Hospitals that own physician practices or independent diagnostic testing sites also could be in the mix, according to Josh Seidman, vice president for payment and delivery reform at Avalere Health. And the physician classification also applies to doctors of osteopathy, dentists, podiatrists, optometrists and chiropractors.

The broad grouping illustrates why lobbying to permanently replace the SGR with the bipartisan, bicameral policy compromise worked out in the last Congress is reaching a fever pitch. Disagreements about how to pay for a permanent “doc fix” led lawmakers to pass a payment patch (PL 113-93) averting cuts through March 31.

But with time dwindling and the cost rising – the Congressional Budget Office estimated earlier this month that the compromise legislation would cost $174.5 billion from fiscal 2015 to 2025, up $30.5 billion from November with the addition of a year to the budget window – another temporary patch is increasingly likely.

John Falardeau, senior vice president of government relations for the American Chiropractic Association, said his organization will make a grassroots push next month for Congress to resolve the issue. The group had discussions with House and Senate committee staff and supported the compromise measure last year.  “We are affected just like anyone else,” he said. “We’re all in the same predicament.”

The American Association of Nurse Practitioners also submitted comments while the agreement was being crafted and saw a lot of its feedback implemented in the bill, according to MaryAnne Sapio, vice president of federal government affairs. She called the legislation provider neutral, meaning that it embraces the breadth of Medicare Part B providers.

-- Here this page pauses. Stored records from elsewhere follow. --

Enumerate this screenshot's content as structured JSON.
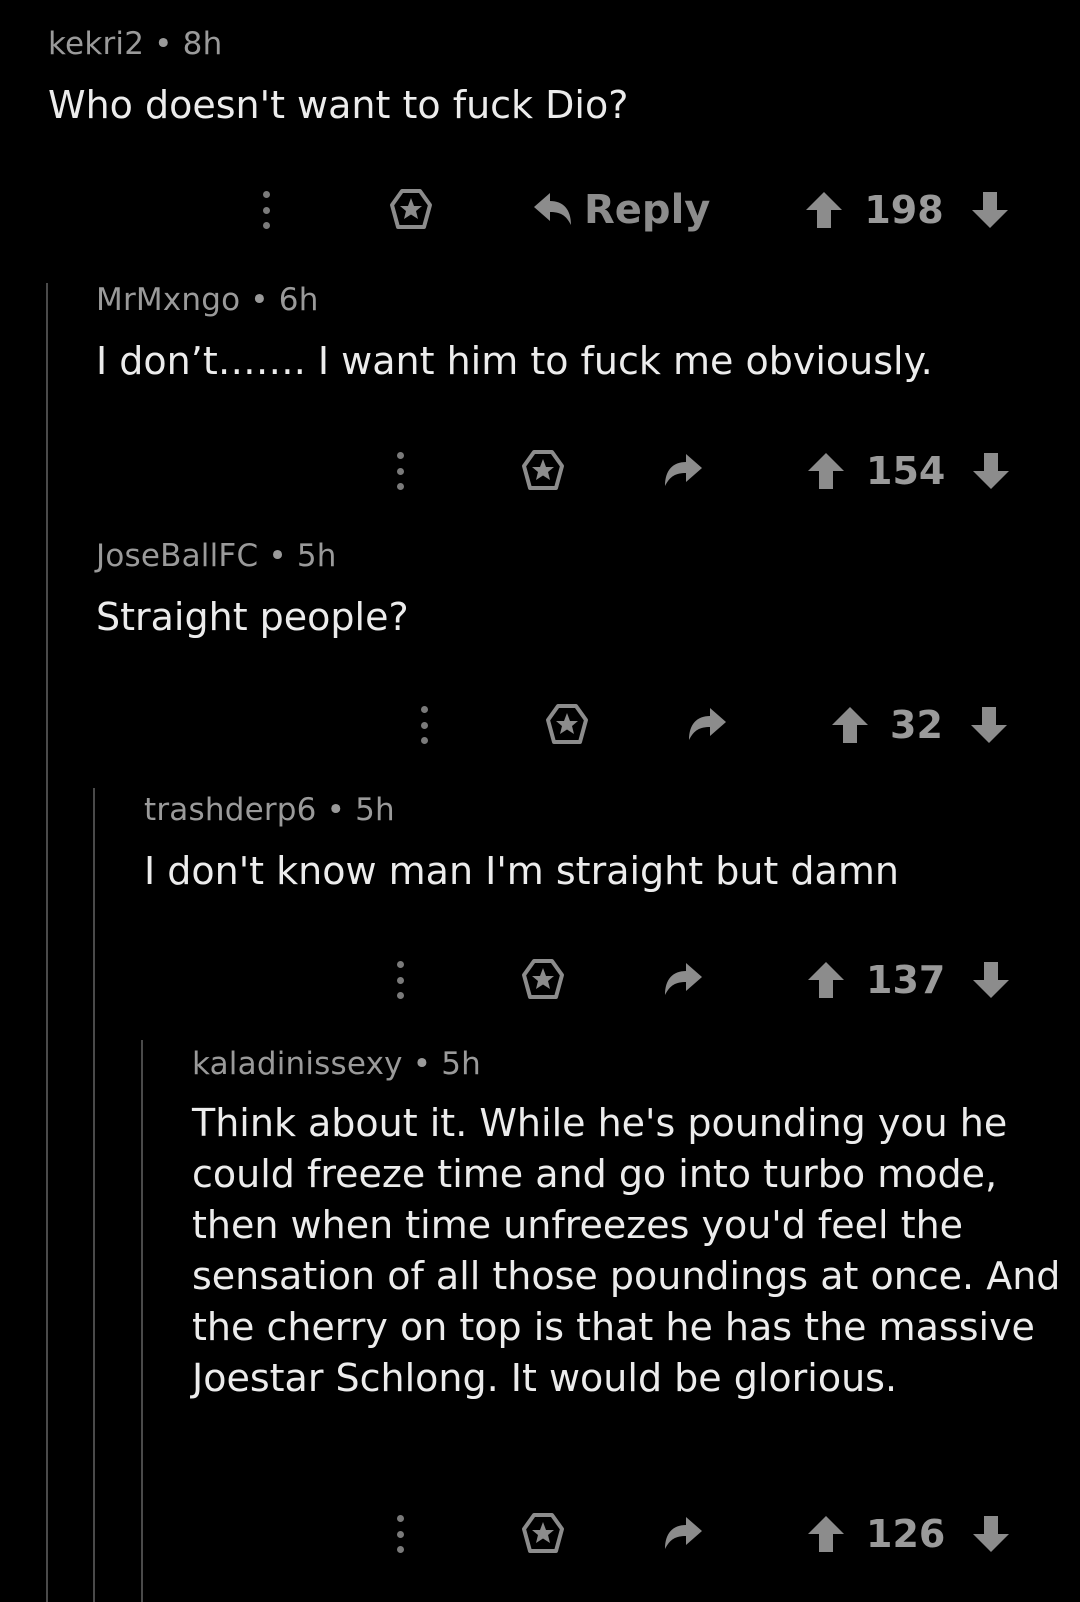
{
  "comments": [
    {
      "user": "kekri2",
      "sep": "•",
      "age": "8h",
      "text": "Who doesn't want to fuck Dio?",
      "reply_label": "Reply",
      "score": "198"
    },
    {
      "user": "MrMxngo",
      "sep": "•",
      "age": "6h",
      "text": "I don’t……. I want him to fuck me obviously.",
      "score": "154"
    },
    {
      "user": "JoseBallFC",
      "sep": "•",
      "age": "5h",
      "text": "Straight people?",
      "score": "32"
    },
    {
      "user": "trashderp6",
      "sep": "•",
      "age": "5h",
      "text": "I don't know man I'm straight but damn",
      "score": "137"
    },
    {
      "user": "kaladinissexy",
      "sep": "•",
      "age": "5h",
      "text": "Think about it. While he's pounding you he could freeze time and go into turbo mode, then when time unfreezes you'd feel the sensation of all those poundings at once. And the cherry on top is that he has the massive Joestar Schlong. It would be glorious.",
      "score": "126"
    }
  ],
  "colors": {
    "background": "#000000",
    "text": "#ececec",
    "meta": "#9a9a9a",
    "icon": "#8c8c8c",
    "thread_line": "#4a4a4a"
  },
  "icons": [
    "more-vertical-icon",
    "award-star-icon",
    "reply-arrow-icon",
    "upvote-arrow-icon",
    "downvote-arrow-icon"
  ]
}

Similarly, the American Academy of Physician Assistants welcomed the compromise legislation’s equal treatment of physician assistants, doctors and nurse practitioners and wants to ensure any legislation Congress puts forward this year continues that approach. But the group is also hoping to secure additional provisions approved by the Senate Finance Committee last Congress allowing physician assistants to provide and manage Medicare hospice care and supervise cardiac and pulmonary rehabilitation programs in critical access hospitals.  “By doing so, Medicare recipients will fully benefit from the high-quality care that PAs provide,” Tillie Fowler, senior vice president of advocacy and government relations, said in a statement.

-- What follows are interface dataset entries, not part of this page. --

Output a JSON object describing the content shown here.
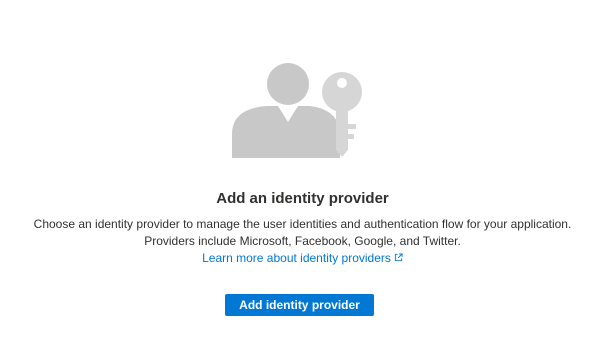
{
  "empty_state": {
    "illustration_icon": "user-with-key-icon",
    "title": "Add an identity provider",
    "description_line1": "Choose an identity provider to manage the user identities and authentication flow for your application.",
    "description_line2": "Providers include Microsoft, Facebook, Google, and Twitter.",
    "learn_more_link": "Learn more about identity providers",
    "learn_more_icon": "external-link-icon",
    "button_label": "Add identity provider"
  },
  "colors": {
    "accent": "#0078d4",
    "text": "#323130",
    "illustration": "#c8c8c8"
  }
}
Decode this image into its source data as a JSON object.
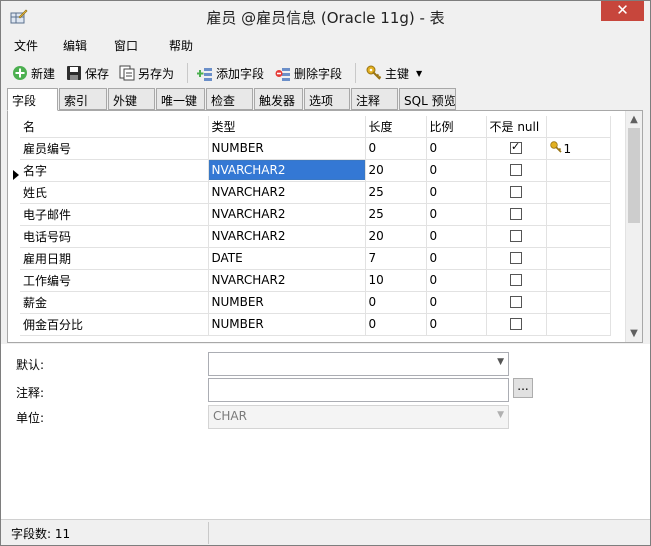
{
  "window": {
    "title": "雇员 @雇员信息 (Oracle 11g) - 表",
    "close_label": "✕"
  },
  "menu": [
    "文件",
    "编辑",
    "窗口",
    "帮助"
  ],
  "toolbar": {
    "new_label": "新建",
    "save_label": "保存",
    "save_as_label": "另存为",
    "add_field_label": "添加字段",
    "delete_field_label": "删除字段",
    "primary_key_label": "主键"
  },
  "tabs": [
    "字段",
    "索引",
    "外键",
    "唯一键",
    "检查",
    "触发器",
    "选项",
    "注释",
    "SQL 预览"
  ],
  "grid": {
    "headers": [
      "名",
      "类型",
      "长度",
      "比例",
      "不是 null",
      ""
    ],
    "rows": [
      {
        "name": "雇员编号",
        "type": "NUMBER",
        "length": "0",
        "scale": "0",
        "not_null": true,
        "key": "1"
      },
      {
        "name": "名字",
        "type": "NVARCHAR2",
        "length": "20",
        "scale": "0",
        "not_null": false,
        "key": ""
      },
      {
        "name": "姓氏",
        "type": "NVARCHAR2",
        "length": "25",
        "scale": "0",
        "not_null": false,
        "key": ""
      },
      {
        "name": "电子邮件",
        "type": "NVARCHAR2",
        "length": "25",
        "scale": "0",
        "not_null": false,
        "key": ""
      },
      {
        "name": "电话号码",
        "type": "NVARCHAR2",
        "length": "20",
        "scale": "0",
        "not_null": false,
        "key": ""
      },
      {
        "name": "雇用日期",
        "type": "DATE",
        "length": "7",
        "scale": "0",
        "not_null": false,
        "key": ""
      },
      {
        "name": "工作编号",
        "type": "NVARCHAR2",
        "length": "10",
        "scale": "0",
        "not_null": false,
        "key": ""
      },
      {
        "name": "薪金",
        "type": "NUMBER",
        "length": "0",
        "scale": "0",
        "not_null": false,
        "key": ""
      },
      {
        "name": "佣金百分比",
        "type": "NUMBER",
        "length": "0",
        "scale": "0",
        "not_null": false,
        "key": ""
      }
    ]
  },
  "properties": {
    "default_label": "默认:",
    "default_value": "",
    "comment_label": "注释:",
    "comment_value": "",
    "comment_button": "...",
    "unit_label": "单位:",
    "unit_value": "CHAR"
  },
  "status": {
    "field_count": "字段数: 11"
  },
  "colors": {
    "selection": "#3478d4",
    "close_button": "#c7463c",
    "key_icon": "#d4a017"
  }
}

For psychologists, the potential for SGR cuts and the underlying payment scheme are a source of angst.

Laurel Stine, director of congressional affairs for the American Psychological Association, said psychologists comprise more than 70 percent of inpatient mental health care for Medicare beneficiaries and almost half of outpatient care. They want the SGR permanently repealed, and, having faced an erosion of Medicare reimbursements, are also looking ahead at how to adjust the broader payment methodology, Stine said.

The current system squeezes out payments for psychologists who are limited to a narrow set of codes, have many time-based services and use notebooks rather than technologically-intensive equipment, Stine added.  “The underlying payment formula works against us,” she said.

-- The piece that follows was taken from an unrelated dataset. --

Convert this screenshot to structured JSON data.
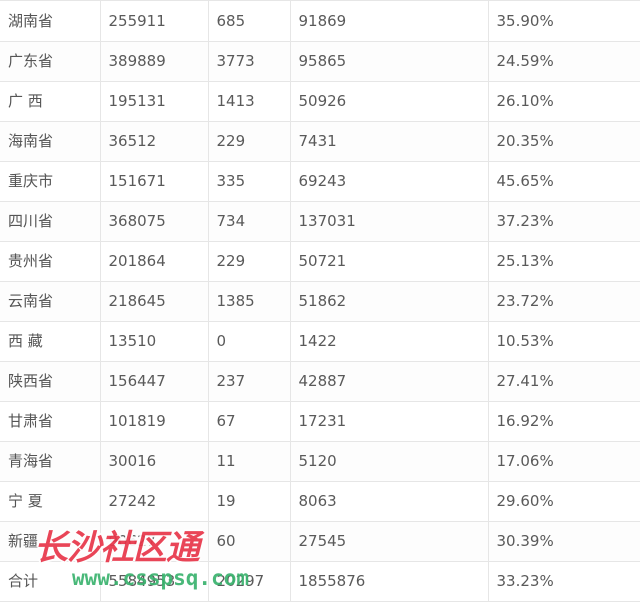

Robert M. Wah, president of the doctors’ lobby the American Medical Association, has said he doesn’t like the term “doc fix,” asserting that it’s Medicare – not doctors – that needs to be fixed. But the range of providers affected by the cuts may be another reason to ditch the nickname in favor of the buzzword SGR.  “For years it’s been called the doc fix,” said Sapio of the nurse practitioners group. “Those providing care have changed over the years.”

See the original article on the CQ Roll Call website.